Saturday’s announcement of provincewide restrictions built on the regional measures the government introduced earlier this week in the three regions where the bulk of new cases have been identified.
Ford said indoor gatherings must now be capped at 10 people across Ontario, down from 50 under relaxed measures that took effect under Stage 3 of the province’s pandemic recovery strategy. Outdoor gathering limits, previously at 100, are now set to 25.
The government also set minimum fines of $10,000 for gathering organizers and $750 for those who attend.
The tighter restrictions take effect across the province immediately and will be in place for at least the next 28 days, Ford said. They do not apply at staffed businesses, schools or places of worship.
Ford imposed lower gathering limits on Toronto, Ottawa and peel Region on Thursday and had previously stated he intended to take a regional approach to pandemic-fighting efforts.
But as case numbers surge, Ford said anxiety was mounting outside of the three primary hotspots.
“Medical officers are out there, they’re concerned,” Ford said. “We follow the advice we’re getting off them.”
Yaffe said the recent numbers are in keeping with some Health Canada projections about how an anticipated spike in COVID-19 cases could play out.
She said the federal agency offered three prospective models — a large, sustained second wave of new cases; several smaller waves; or a steady but “slow burn.”
Yaffe said it’s too soon to tell which of the first two models applies to Ontario, but said recent data suggests the third scenario is not in play.
“I think when people hear ‘second wave,’ they assume we’re talking the big wave,” she said. “We’re hoping we’re not, but we are in a wave.”
Record amount of tests
Saturday’s announcement came as Ontario processed a record-high number of COVID-19 tests, saying nearly 39,000 were processed in the past 24 hours.
Ford said he hopes to involve the province’s pharmacies in testing of asymptomatic patients, possibly as soon as next week, but offered no other details. The plan has been met with concern from health-care unions who fear such a move would accelerate the spread of the virus.
Ford also called on the federal government to make approving new testing methods a “number-one priority.”
Meanwhile, word of the tightened social gathering limits drew praise from the mayor of a community bordering one of the major provincial hotspots.
Markham, Ont., Mayor Frank Scarpitti, who oversees the city north of Toronto and not far from Peel Region, had been calling for stricter gathering limits as numbers began to climb.
“This is welcome news after we asked the province to make this necessary change,” Scarpitti said in a statement. “Strict protocols have to remain in place to ensure the safety and protection of everyone. We all have a responsibility to do what is right and to avoid a false sense of security.”
But New Democrat deputy leader Sarah Singh said Saturday’s announcement demonstrates poor planning from the government, saying officials should have had a more robust plan to cope with future waves of the virus.

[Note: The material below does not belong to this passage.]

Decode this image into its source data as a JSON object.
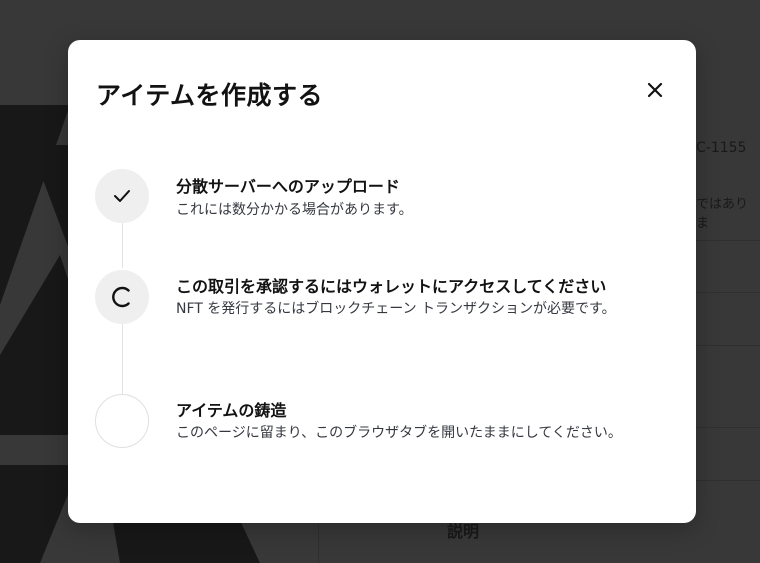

Singh also argued the lower social gathering limits should also be applied in the province’s recently reopened schools.
“We need to see a provincewide rollback on class sizes,” she said in a statement. “How could Doug Ford believe it’s not safe to have more than 10 people in a gathering, but that it’s safe to have 30 kids in a classroom and 70 kids on a school bus?
Ford said Saturday the province would keep a “sharp eye” on the situation in schools, where 72 cases of COVID-19 had surfaced in 60 facilities as of Friday.